Anthony D'Amato is the Leighton Professor of Law at Northwestern University School of Law. He was lead counsel for Milan Kovacevic, the first person charged with the crime of genocide by the International Criminal Tribunal for the Former Yugoslavia at The Hague.

March 2, 2004


JURIST Guest Columnist Anthony D'Amato is Judd and Mary Morris Leighton Professor of Law at Northwestern University School of Law. He writes in the areas of international law and jurisprudence, focusing upon their underlying analytic structure. His most recent books include The Alien Tort Claims Statute: An Analytical Anthology, European Union Law Anthology, International Law: Process and Prospect (2nd ed.), Analytic Jurisprudence Anthology, International Intellectual Property Law, and volume 2 of his collected papers, published by Kluwer Law International. His first book, The Concept of Custom in International Law, published in 1971, is generally regarded as a classic and is one of the most widely cited works in international law.

Professor D'Amato has taught courses in constitutional law, environmental law, international law, international intellectual property law, jurisprudence, justice, legal ethics, and torts, and since 1976 has lectured on professional ethics at Northwestern University Medical School. He has on occasion taught courses on the Evanston campus in the departments of Philosophy and Political Science. He is founder and chair of the Human Rights Interest Group of the American Society of International Law, and past president of the International Law Section and the Jurisprudence Section of the Association of American Law Schools.
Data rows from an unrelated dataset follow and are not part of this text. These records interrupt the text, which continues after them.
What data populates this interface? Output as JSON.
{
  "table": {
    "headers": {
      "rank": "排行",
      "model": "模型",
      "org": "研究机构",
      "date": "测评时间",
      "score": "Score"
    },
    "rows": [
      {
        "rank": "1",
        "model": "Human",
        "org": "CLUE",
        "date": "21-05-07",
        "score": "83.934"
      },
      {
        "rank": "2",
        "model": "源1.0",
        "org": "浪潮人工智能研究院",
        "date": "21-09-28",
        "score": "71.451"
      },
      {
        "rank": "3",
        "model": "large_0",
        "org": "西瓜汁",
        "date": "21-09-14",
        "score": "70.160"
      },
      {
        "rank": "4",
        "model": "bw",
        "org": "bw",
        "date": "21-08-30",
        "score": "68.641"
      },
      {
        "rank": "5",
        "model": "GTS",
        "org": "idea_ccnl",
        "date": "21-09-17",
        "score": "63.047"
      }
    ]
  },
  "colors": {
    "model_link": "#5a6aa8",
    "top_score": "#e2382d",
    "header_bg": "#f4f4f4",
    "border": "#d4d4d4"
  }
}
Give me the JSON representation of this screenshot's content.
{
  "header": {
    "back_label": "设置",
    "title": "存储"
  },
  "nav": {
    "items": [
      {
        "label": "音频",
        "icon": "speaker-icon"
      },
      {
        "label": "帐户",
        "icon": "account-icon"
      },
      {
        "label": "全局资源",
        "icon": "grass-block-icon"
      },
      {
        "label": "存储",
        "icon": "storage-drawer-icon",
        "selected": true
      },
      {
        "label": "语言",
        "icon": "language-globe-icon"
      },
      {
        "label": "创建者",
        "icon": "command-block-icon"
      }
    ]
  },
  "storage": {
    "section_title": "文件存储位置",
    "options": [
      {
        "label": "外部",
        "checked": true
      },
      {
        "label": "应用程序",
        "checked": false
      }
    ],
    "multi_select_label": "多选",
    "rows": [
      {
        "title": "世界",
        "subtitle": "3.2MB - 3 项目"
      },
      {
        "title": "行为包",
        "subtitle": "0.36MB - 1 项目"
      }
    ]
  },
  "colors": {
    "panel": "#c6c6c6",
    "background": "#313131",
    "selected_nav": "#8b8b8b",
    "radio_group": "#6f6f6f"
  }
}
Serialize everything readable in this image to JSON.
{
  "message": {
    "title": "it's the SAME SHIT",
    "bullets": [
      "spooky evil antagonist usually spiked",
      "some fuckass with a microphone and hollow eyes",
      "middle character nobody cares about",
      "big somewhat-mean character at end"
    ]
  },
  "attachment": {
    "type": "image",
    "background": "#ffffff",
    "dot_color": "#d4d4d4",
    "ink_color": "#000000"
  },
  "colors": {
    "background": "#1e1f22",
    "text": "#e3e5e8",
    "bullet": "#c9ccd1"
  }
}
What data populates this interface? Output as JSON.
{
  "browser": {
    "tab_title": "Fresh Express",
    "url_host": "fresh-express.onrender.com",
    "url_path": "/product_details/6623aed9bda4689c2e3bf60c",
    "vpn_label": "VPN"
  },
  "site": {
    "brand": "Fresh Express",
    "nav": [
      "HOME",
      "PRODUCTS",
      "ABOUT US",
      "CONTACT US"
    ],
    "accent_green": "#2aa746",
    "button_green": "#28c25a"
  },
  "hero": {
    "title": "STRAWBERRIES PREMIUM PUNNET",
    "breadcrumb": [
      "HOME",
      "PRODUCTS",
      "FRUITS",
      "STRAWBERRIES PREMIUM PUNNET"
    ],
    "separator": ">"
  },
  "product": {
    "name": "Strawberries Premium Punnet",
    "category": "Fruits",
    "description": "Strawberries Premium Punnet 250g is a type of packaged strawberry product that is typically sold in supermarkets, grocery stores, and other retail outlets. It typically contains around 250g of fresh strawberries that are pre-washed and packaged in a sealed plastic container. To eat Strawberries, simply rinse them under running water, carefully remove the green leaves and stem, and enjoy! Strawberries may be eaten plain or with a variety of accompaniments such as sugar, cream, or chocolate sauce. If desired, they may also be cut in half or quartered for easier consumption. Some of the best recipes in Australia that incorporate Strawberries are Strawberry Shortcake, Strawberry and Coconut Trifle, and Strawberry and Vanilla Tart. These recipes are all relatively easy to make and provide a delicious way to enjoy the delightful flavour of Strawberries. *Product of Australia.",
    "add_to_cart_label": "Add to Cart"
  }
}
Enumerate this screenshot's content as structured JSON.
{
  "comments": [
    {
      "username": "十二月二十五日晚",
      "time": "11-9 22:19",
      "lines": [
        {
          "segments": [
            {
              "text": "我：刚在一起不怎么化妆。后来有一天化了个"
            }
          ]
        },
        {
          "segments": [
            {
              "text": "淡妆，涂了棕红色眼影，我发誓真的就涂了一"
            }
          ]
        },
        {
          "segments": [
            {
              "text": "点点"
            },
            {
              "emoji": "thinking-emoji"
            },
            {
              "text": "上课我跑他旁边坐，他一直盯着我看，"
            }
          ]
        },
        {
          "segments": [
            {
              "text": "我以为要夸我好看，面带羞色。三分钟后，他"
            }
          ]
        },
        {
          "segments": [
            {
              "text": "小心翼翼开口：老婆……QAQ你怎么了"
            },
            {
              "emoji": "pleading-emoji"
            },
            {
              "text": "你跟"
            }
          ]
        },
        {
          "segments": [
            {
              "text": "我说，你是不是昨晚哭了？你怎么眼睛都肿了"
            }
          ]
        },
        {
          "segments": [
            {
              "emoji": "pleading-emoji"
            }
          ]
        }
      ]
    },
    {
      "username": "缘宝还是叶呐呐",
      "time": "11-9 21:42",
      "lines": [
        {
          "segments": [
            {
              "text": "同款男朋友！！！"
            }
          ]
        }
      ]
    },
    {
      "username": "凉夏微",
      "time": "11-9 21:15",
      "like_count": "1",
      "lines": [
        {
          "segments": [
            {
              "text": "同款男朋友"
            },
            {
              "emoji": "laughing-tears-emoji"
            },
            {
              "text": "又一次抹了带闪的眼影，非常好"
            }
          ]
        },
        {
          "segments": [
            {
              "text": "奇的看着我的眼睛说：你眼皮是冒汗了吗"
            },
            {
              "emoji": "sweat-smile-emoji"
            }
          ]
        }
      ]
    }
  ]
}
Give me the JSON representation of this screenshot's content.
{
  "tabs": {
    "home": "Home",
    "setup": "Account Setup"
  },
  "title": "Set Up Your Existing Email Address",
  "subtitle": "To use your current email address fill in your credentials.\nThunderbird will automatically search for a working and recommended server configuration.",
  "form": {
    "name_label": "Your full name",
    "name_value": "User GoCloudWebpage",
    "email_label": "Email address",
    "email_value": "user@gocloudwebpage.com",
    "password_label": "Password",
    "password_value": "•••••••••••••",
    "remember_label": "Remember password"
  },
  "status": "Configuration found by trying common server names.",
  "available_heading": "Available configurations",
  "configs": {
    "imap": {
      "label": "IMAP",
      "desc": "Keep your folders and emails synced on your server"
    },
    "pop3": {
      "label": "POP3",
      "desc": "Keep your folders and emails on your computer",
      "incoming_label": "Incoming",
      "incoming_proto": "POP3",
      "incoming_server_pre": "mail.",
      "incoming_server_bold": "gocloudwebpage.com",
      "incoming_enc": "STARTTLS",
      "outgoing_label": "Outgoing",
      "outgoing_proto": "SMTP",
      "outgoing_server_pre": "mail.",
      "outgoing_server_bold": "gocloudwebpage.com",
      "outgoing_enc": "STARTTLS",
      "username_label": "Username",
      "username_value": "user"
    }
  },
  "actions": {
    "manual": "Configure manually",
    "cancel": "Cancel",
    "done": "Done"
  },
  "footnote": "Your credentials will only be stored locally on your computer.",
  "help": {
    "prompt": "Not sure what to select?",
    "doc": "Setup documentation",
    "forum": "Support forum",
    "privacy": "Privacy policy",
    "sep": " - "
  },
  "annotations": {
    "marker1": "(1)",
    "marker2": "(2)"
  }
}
He has been active in the American Bar Association, serving as a member of the council of the Section of International Law and Practice, as chair of the Committee on International Courts and the Committee on Independence of Lawyers and Judges. He has served as a member of the board of editors of the American Journal of International Law and is advisory editor of the Journal of International Legal Studies.

Professor D'Amato has stated his belief that the occasional practice of law helps make more realistic his teaching and writing. Notable among the cases he has litigated are the only court of appeals victory against the government in a military service case during the Vietnam era, the only court of appeals victory against a foreign sovereign for a governmental tort committed against an American citizen, and the only case litigated (and won) by an American attorney in the European Court of Human Rights.